═════ Extracted material ═════

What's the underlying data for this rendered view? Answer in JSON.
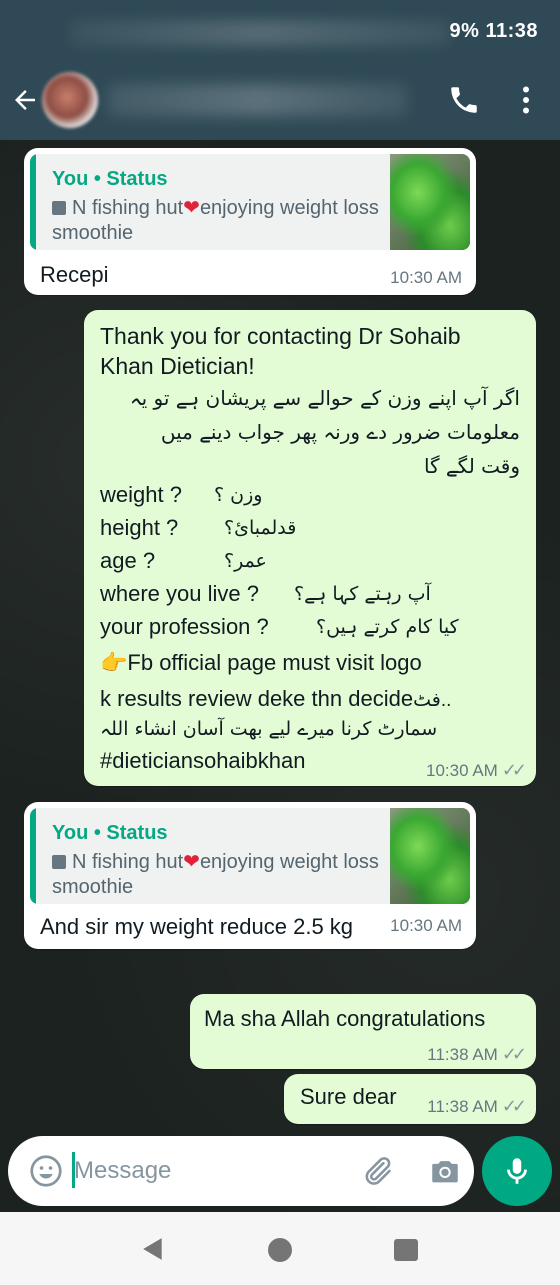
{
  "status_bar": {
    "battery_time": "9% 11:38"
  },
  "header": {
    "contact_name": "",
    "back_icon": "arrow-left-icon",
    "call_icon": "phone-icon",
    "menu_icon": "more-vert-icon"
  },
  "messages": [
    {
      "direction": "incoming",
      "quote": {
        "author": "You • Status",
        "text_before": "N fishing hut",
        "text_after": "enjoying weight loss smoothie"
      },
      "text": "Recepi",
      "time": "10:30 AM"
    },
    {
      "direction": "outgoing",
      "lines_en_intro": [
        "Thank you for contacting Dr Sohaib",
        "Khan Dietician!"
      ],
      "lines_ur_intro": [
        "اگر آپ اپنے وزن کے حوالے سے پریشان ہے تو یہ",
        "معلومات ضرور دے ورنہ پھر جواب دینے میں",
        "وقت لگے گا"
      ],
      "questions": [
        {
          "en": "weight ?",
          "ur": "وزن ؟"
        },
        {
          "en": "height ?",
          "ur": "قدلمبائ؟"
        },
        {
          "en": "age  ?",
          "ur": "عمر؟"
        },
        {
          "en": "where you live ?",
          "ur": "آپ رہتے کہا ہے؟"
        },
        {
          "en": "your profession ?",
          "ur": "کیا کام کرتے ہیں؟"
        }
      ],
      "fb_line": "Fb official page must visit logo",
      "review_line_en": "k results review deke thn decide",
      "review_line_ur": "فٹ..",
      "ur_outro": "سمارٹ کرنا میرے لیے بھت آسان انشاء اللہ",
      "hashtag": "#dieticiansohaibkhan",
      "time": "10:30 AM"
    },
    {
      "direction": "incoming",
      "quote": {
        "author": "You • Status",
        "text_before": "N fishing hut",
        "text_after": "enjoying weight loss smoothie"
      },
      "text": "And sir my weight reduce 2.5 kg",
      "time": "10:30 AM"
    },
    {
      "direction": "outgoing",
      "text": "Ma sha Allah congratulations",
      "time": "11:38 AM"
    },
    {
      "direction": "outgoing",
      "text": "Sure dear",
      "time": "11:38 AM"
    }
  ],
  "composer": {
    "placeholder": "Message",
    "value": ""
  },
  "colors": {
    "header": "#2f4a56",
    "accent": "#00a884",
    "outgoing": "#e4fcd6",
    "incoming": "#ffffff"
  }
}
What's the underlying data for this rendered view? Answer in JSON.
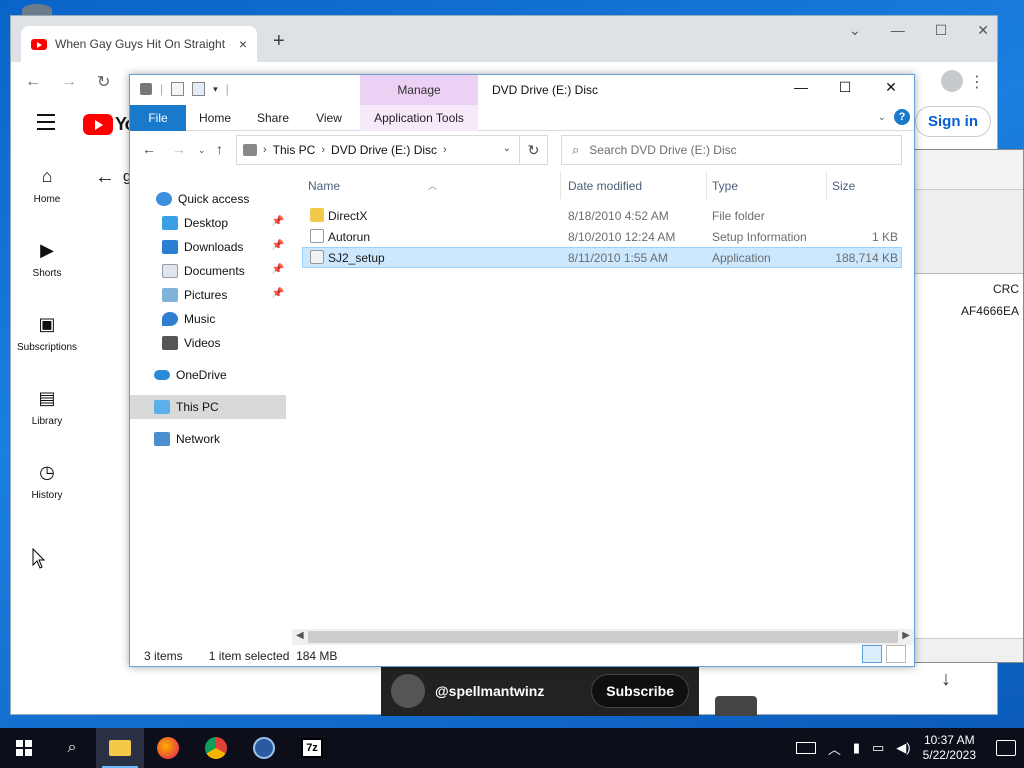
{
  "chrome": {
    "tab_title": "When Gay Guys Hit On Straight",
    "tab_close": "×",
    "new_tab": "+",
    "window_controls": [
      "⌄",
      "—",
      "☐",
      "✕"
    ],
    "yt_logo_text": "Yo",
    "sign_in": "Sign in",
    "back_char": "g",
    "nav": [
      {
        "icon": "home-icon",
        "glyph": "⌂",
        "label": "Home"
      },
      {
        "icon": "shorts-icon",
        "glyph": "▶",
        "label": "Shorts"
      },
      {
        "icon": "subscriptions-icon",
        "glyph": "▣",
        "label": "Subscriptions"
      },
      {
        "icon": "library-icon",
        "glyph": "▤",
        "label": "Library"
      },
      {
        "icon": "history-icon",
        "glyph": "◷",
        "label": "History"
      }
    ],
    "video_handle": "@spellmantwinz",
    "subscribe": "Subscribe"
  },
  "sevenzip": {
    "crc_header": "CRC",
    "crc_value": "AF4666EA"
  },
  "explorer": {
    "title": "DVD Drive (E:) Disc",
    "manage_tab": "Manage",
    "ribbon_tabs": {
      "file": "File",
      "home": "Home",
      "share": "Share",
      "view": "View",
      "app_tools": "Application Tools"
    },
    "window_controls": {
      "minimize": "—",
      "maximize": "☐",
      "close": "✕"
    },
    "help": "?",
    "breadcrumb": [
      "This PC",
      "DVD Drive (E:) Disc"
    ],
    "search_placeholder": "Search DVD Drive (E:) Disc",
    "nav_pane": {
      "quick_access": "Quick access",
      "desktop": "Desktop",
      "downloads": "Downloads",
      "documents": "Documents",
      "pictures": "Pictures",
      "music": "Music",
      "videos": "Videos",
      "onedrive": "OneDrive",
      "this_pc": "This PC",
      "network": "Network"
    },
    "columns": {
      "name": "Name",
      "date": "Date modified",
      "type": "Type",
      "size": "Size"
    },
    "files": [
      {
        "name": "DirectX",
        "date": "8/18/2010 4:52 AM",
        "type": "File folder",
        "size": "",
        "icon": "folder-icon",
        "color": "#f3c94a"
      },
      {
        "name": "Autorun",
        "date": "8/10/2010 12:24 AM",
        "type": "Setup Information",
        "size": "1 KB",
        "icon": "setup-info-icon",
        "color": "#c9c9c9"
      },
      {
        "name": "SJ2_setup",
        "date": "8/11/2010 1:55 AM",
        "type": "Application",
        "size": "188,714 KB",
        "icon": "application-icon",
        "color": "#e8e8e8"
      }
    ],
    "status": {
      "items": "3 items",
      "selected": "1 item selected  184 MB"
    }
  },
  "taskbar": {
    "time": "10:37 AM",
    "date": "5/22/2023"
  }
}
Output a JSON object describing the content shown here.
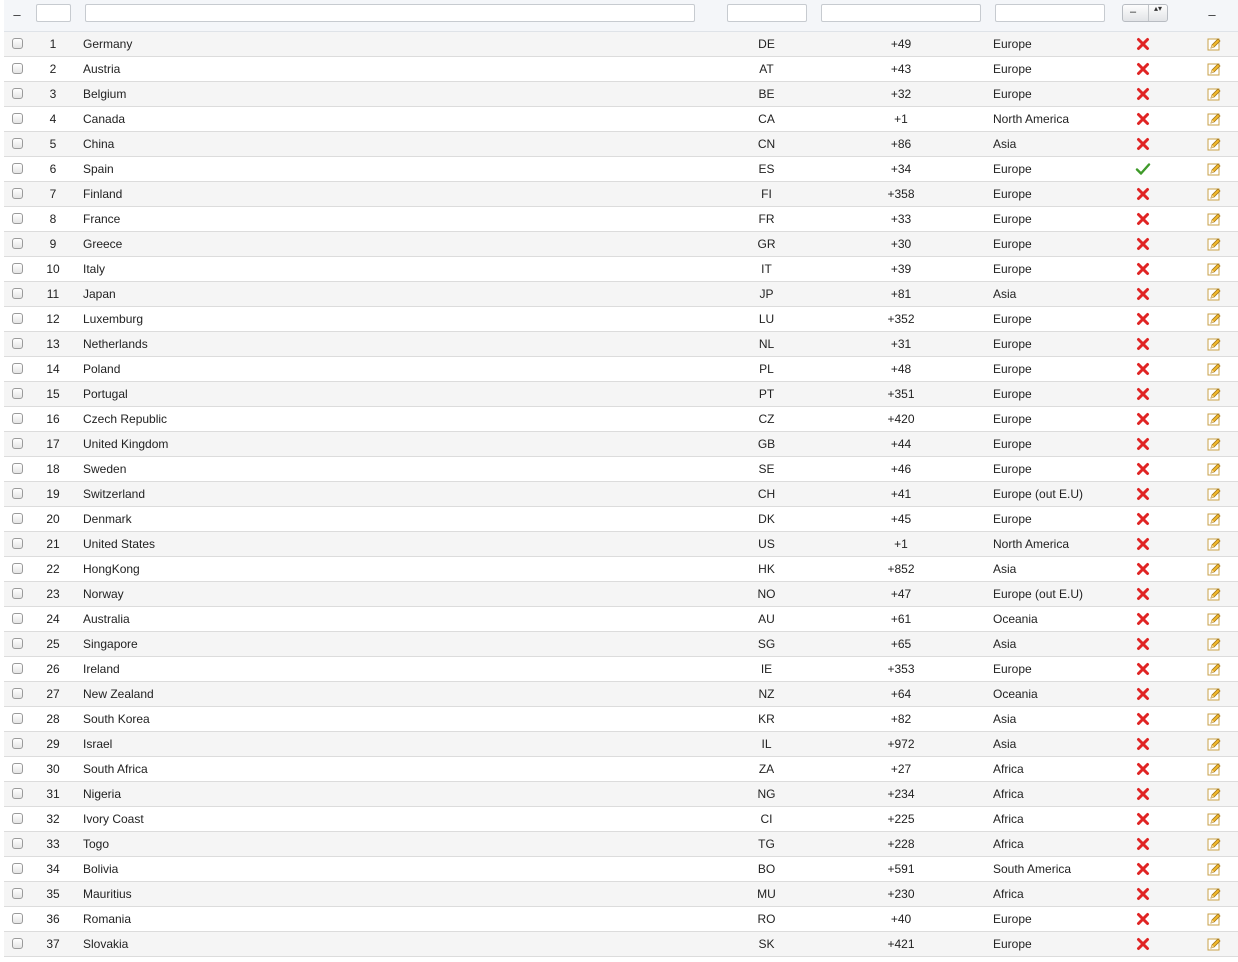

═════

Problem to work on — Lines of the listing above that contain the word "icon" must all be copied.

Solution to the exercise —
    "back_icon": "arrow-left-icon",
    "call_icon": "phone-icon",
    "menu_icon": "more-vert-icon"
        "icon": "home-icon",
        "icon": "shorts-icon",
        "icon": "subscriptions-icon",
        "icon": "library-icon",
        "icon": "history-icon",
        "icon": "folder-icon",
        "icon": "setup-info-icon",
        "icon": "application-icon",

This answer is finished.